Party-list group Agham is advocating the development of the local firearms and ammunition industry.
“Our soldiers, policemen, law enforcers, and agencies needing guns will save a lot if they buy products produced by our own manufacturers,” former congressman Angelo Palmones, Agham president, told the Usaping Balita forum at the Serye restaurant in Quezon City yesterday.
He said the money that could be saved from buying locally made firearms and ammunition could be used to procure other equipment and gadgets for soldiers, policemen and law enforcers.
He said Filipino manufacturers can produce good quality guns and bullets and are in fact exporting their products.
Retired police director Leo Santiago, a member of Agham, said local gun makers like Armscor, Metro Arms and Shooters “have a following among civilians, who buy guns for self-defense, for sport or to collect.”
However, he lamented that the Philippine National Police (PNP), Armed Forces of the Philippines (AFP), National Bureau of Investigation and other agencies prefer to import firearms and ammunition, instead of buying them from local suppliers.
“Our Filipino gun makers can compete with their foreign counterparts in terms of quality. The problem with our agencies is that they have a bias for foreign products,” Santiago, who once headed the PNP Special Action Force (SAF), said.
He said Cebu-based Filipinos designed the major part of the Armalite M-4 rifle that an American manufacturer has been selling to the PNP, AFP and other agencies.
He said several M-4 rifles bought by the PNP from this particular manufacturer were among the firearms lost by PNP-SAF troopers in the Jan. 25, 2015 Mamasapano incident.
Santiago said the government arsenal, which is supposed to manufacture firearms and ammunition for the AFP, seems bent on continuing with importation.
“The arsenal launched a defense eco-zone in Bataan last year. However, the plan is to invite foreign manufacturers to use the eco-zone as their hub to make guns for export to the Philippines and other countries,” he said.
He also claimed that the Bureau of Corrections, PNP and the Presidential Security Group bought Glock 9mm pistols from the same supplier at about P30,000, P20,000 and P19,000 apiece, respectively.

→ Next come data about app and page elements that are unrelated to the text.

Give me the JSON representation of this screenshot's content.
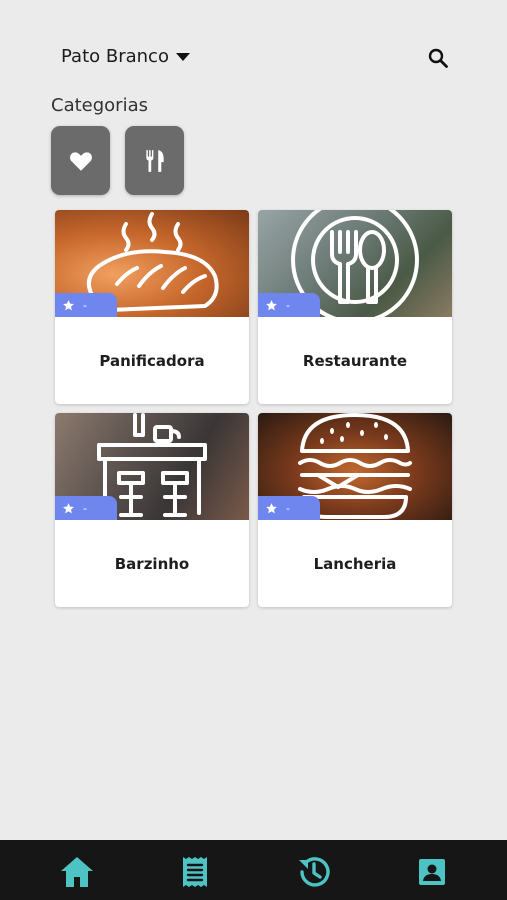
{
  "header": {
    "city": "Pato Branco",
    "city_icon": "caret-down-icon",
    "search_icon": "search-icon"
  },
  "categories": {
    "title": "Categorias",
    "filters": [
      {
        "icon": "heart-icon"
      },
      {
        "icon": "fork-knife-icon"
      }
    ]
  },
  "cards": [
    {
      "label": "Panificadora",
      "rating": "-",
      "icon": "bread-icon"
    },
    {
      "label": "Restaurante",
      "rating": "-",
      "icon": "plate-cutlery-icon"
    },
    {
      "label": "Barzinho",
      "rating": "-",
      "icon": "bar-counter-icon"
    },
    {
      "label": "Lancheria",
      "rating": "-",
      "icon": "burger-icon"
    }
  ],
  "bottom_nav": [
    {
      "icon": "home-icon"
    },
    {
      "icon": "receipt-icon"
    },
    {
      "icon": "history-icon"
    },
    {
      "icon": "contact-card-icon"
    }
  ],
  "colors": {
    "background": "#ebebeb",
    "accent": "#4ec3c3",
    "rating_badge": "#6f86ee",
    "filter_button": "#6b6b6b",
    "nav_bar": "#161616"
  }
}
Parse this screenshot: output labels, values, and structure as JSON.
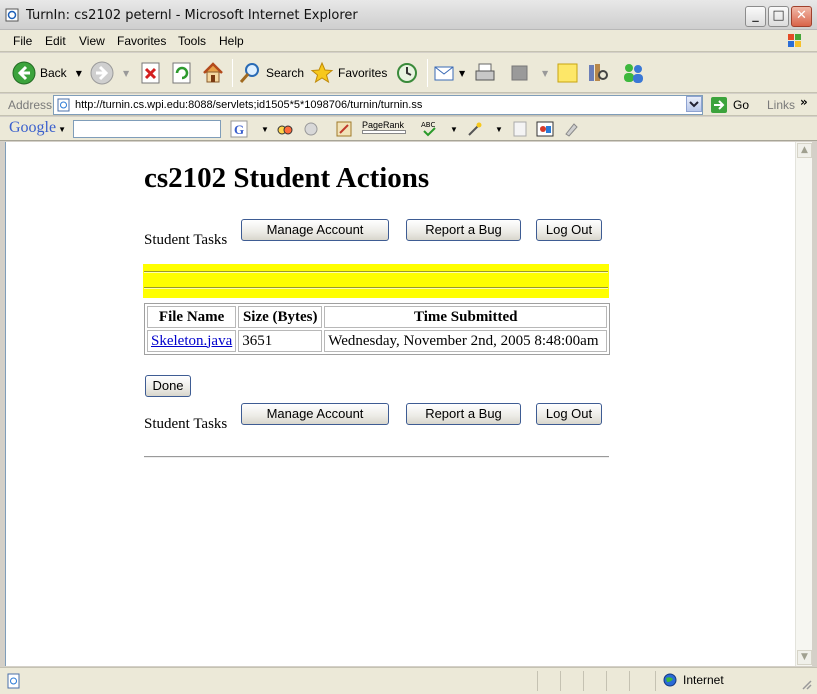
{
  "window": {
    "title": "TurnIn: cs2102 peternl - Microsoft Internet Explorer"
  },
  "menu": [
    "File",
    "Edit",
    "View",
    "Favorites",
    "Tools",
    "Help"
  ],
  "toolbar": {
    "back": "Back",
    "search": "Search",
    "favorites": "Favorites"
  },
  "address": {
    "label": "Address",
    "url": "http://turnin.cs.wpi.edu:8088/servlets;id1505*5*1098706/turnin/turnin.ss",
    "go": "Go",
    "links": "Links"
  },
  "google": {
    "logo": "Google",
    "pagerank": "PageRank",
    "search_value": ""
  },
  "page": {
    "title": "cs2102 Student Actions",
    "student_tasks_label": "Student Tasks",
    "buttons": {
      "manage_account": "Manage Account",
      "report_bug": "Report a Bug",
      "log_out": "Log Out",
      "done": "Done"
    },
    "table": {
      "headers": [
        "File Name",
        "Size (Bytes)",
        "Time Submitted"
      ],
      "rows": [
        {
          "file": "Skeleton.java",
          "size": "3651",
          "time": "Wednesday, November 2nd, 2005 8:48:00am"
        }
      ]
    }
  },
  "status": {
    "zone": "Internet"
  },
  "colors": {
    "highlight": "#ffff00",
    "link": "#0000cc"
  }
}
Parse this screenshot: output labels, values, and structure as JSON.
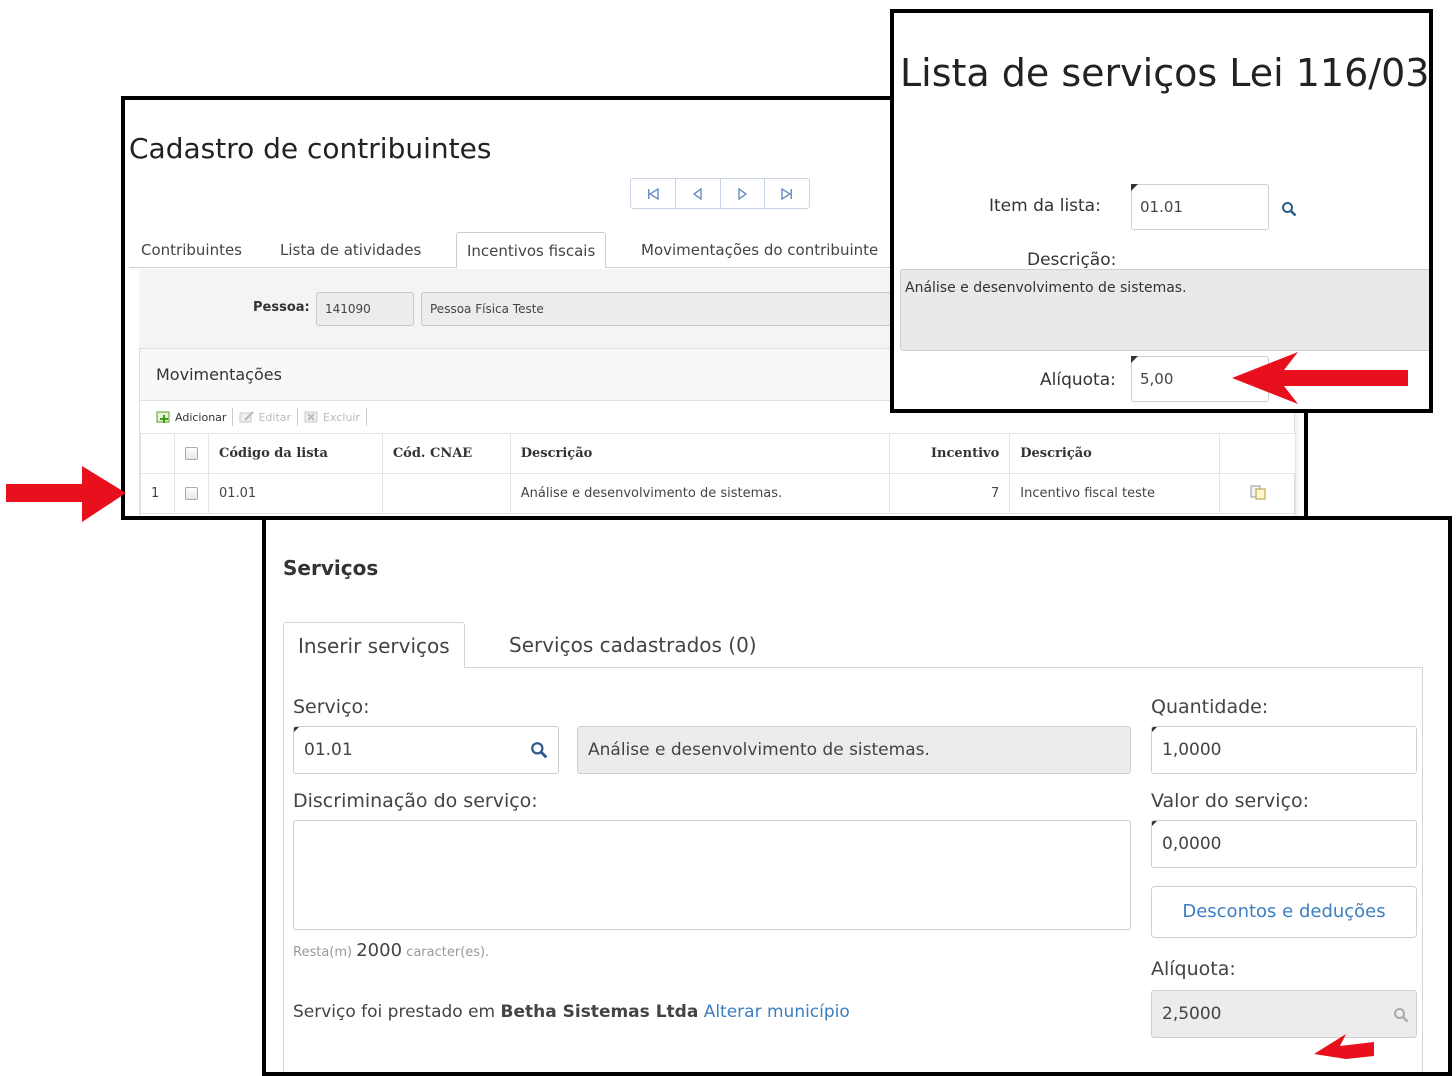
{
  "cadastro": {
    "title": "Cadastro de contribuintes",
    "tabs": [
      "Contribuintes",
      "Lista de atividades",
      "Incentivos fiscais",
      "Movimentações do contribuinte"
    ],
    "pessoa_label": "Pessoa:",
    "pessoa_code": "141090",
    "pessoa_name": "Pessoa Física Teste",
    "movimentacoes_title": "Movimentações",
    "toolbar": {
      "add": "Adicionar",
      "edit": "Editar",
      "delete": "Excluir"
    },
    "table": {
      "headers": [
        "Código da lista",
        "Cód. CNAE",
        "Descrição",
        "Incentivo",
        "Descrição"
      ],
      "rows": [
        {
          "num": "1",
          "codigo": "01.01",
          "cnae": "",
          "descricao": "Análise e desenvolvimento de sistemas.",
          "incentivo": "7",
          "descricao_incentivo": "Incentivo fiscal teste"
        }
      ]
    }
  },
  "lista": {
    "title": "Lista de serviços Lei 116/03",
    "item_label": "Item da lista:",
    "item_value": "01.01",
    "descricao_label": "Descrição:",
    "descricao_value": "Análise e desenvolvimento de sistemas.",
    "aliquota_label": "Alíquota:",
    "aliquota_value": "5,00"
  },
  "servicos": {
    "title": "Serviços",
    "tabs": [
      "Inserir serviços",
      "Serviços cadastrados (0)"
    ],
    "servico_label": "Serviço:",
    "servico_code": "01.01",
    "servico_desc": "Análise e desenvolvimento de sistemas.",
    "quantidade_label": "Quantidade:",
    "quantidade_value": "1,0000",
    "discriminacao_label": "Discriminação do serviço:",
    "discriminacao_value": "",
    "valor_label": "Valor do serviço:",
    "valor_value": "0,0000",
    "descontos_button": "Descontos e deduções",
    "resta_prefix": "Resta(m)",
    "resta_count": "2000",
    "resta_suffix": "caracter(es).",
    "aliquota_label": "Alíquota:",
    "aliquota_value": "2,5000",
    "prestado_prefix": "Serviço foi prestado em",
    "prestado_company": "Betha Sistemas Ltda",
    "alterar_link": "Alterar município"
  },
  "colors": {
    "arrow": "#e8101c",
    "link": "#3b7ec2",
    "border": "#000000"
  }
}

The former PNP official said he could not understand why the same pistol was bought from the same supplier at different prices.
Palmones said Agham is inquiring into the anomalous procurement.